Summary: In a paper published recently in Cell Press’s iScience, Professor Zhanshan (Sam) Ma (Chinese Academy of Sciences) tested the applicability of AKP (Anna Karenina principle) to the human microbiome-associated diseases, and further discovered that AKP effects are primarily influenced by highly dominant microbial species and less influenced by rare species.
The AKP refers to observations inspired by the opening line of Leo Tolstoy’s Anna Karenina: “all happy families are all alike; each unhappy family is unhappy in its own way.” In terms of the microbiome-associated diseases (MADs), it may be translated into a hypothesis: all ‘healthy’ microbiomes (of healthy individuals) are alike; each ‘diseased’ microbiome (of a MAD patient) is ‘sick’ in its own way.
The mostly peaceful coexistence of human microbiomes with hosts and the tolerance by our immune system is still poorly understood in human biology and modern biomedicine. In fact, the interaction between the immune system and microbiome is bidirectional. On the one hand, the immune system certainly plays a critical role in shaping and maintaining the human microbiome; on the other hand, gut microbiome of infants may help to train the full development of their immune systems. There is a hypothesis that animal regulation of immunity evolved to not only defend against pathogens but also carefully regulate symbiotic microbes. In consideration of the significance of immune system, Zaneveld et al., (2017) postulated that the so-termed AKP (Anna Karenina principle) effects in animal microbiomes are likely ubiquitous and significant, and linked to deteriorating host health.
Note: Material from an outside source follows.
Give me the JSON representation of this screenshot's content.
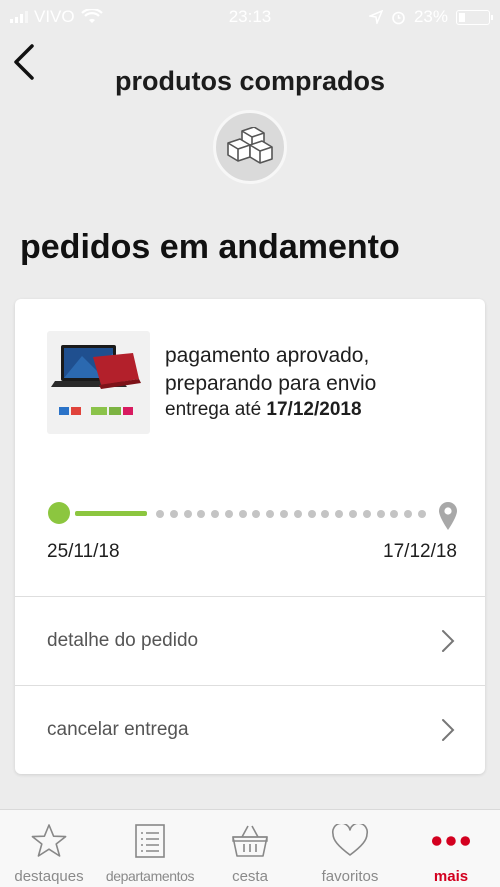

The AKP hypothesis predicts the rise of heterogeneity/stochasticity in human microbiomes associated with dysbiosis due to MADs. Prof. Ma devised a test framework based on the beta-diversity in Hill numbers and stochasticity analysis to detect AKP and anti-AKP effects. By analyzing 27 human MAD cases, he discovered that the AKP, anti-AKP, and non-AKP effects were exhibited in approximately 50%, 25% and 25% of the MAD cases, respectively. One of the new mechanistic discoveries his study revealed is that AKP effects are primarily influenced by highly dominant microbial species and less influenced by rare species. In contrast, all species appear to play equal roles in influencing anti-AKP effects.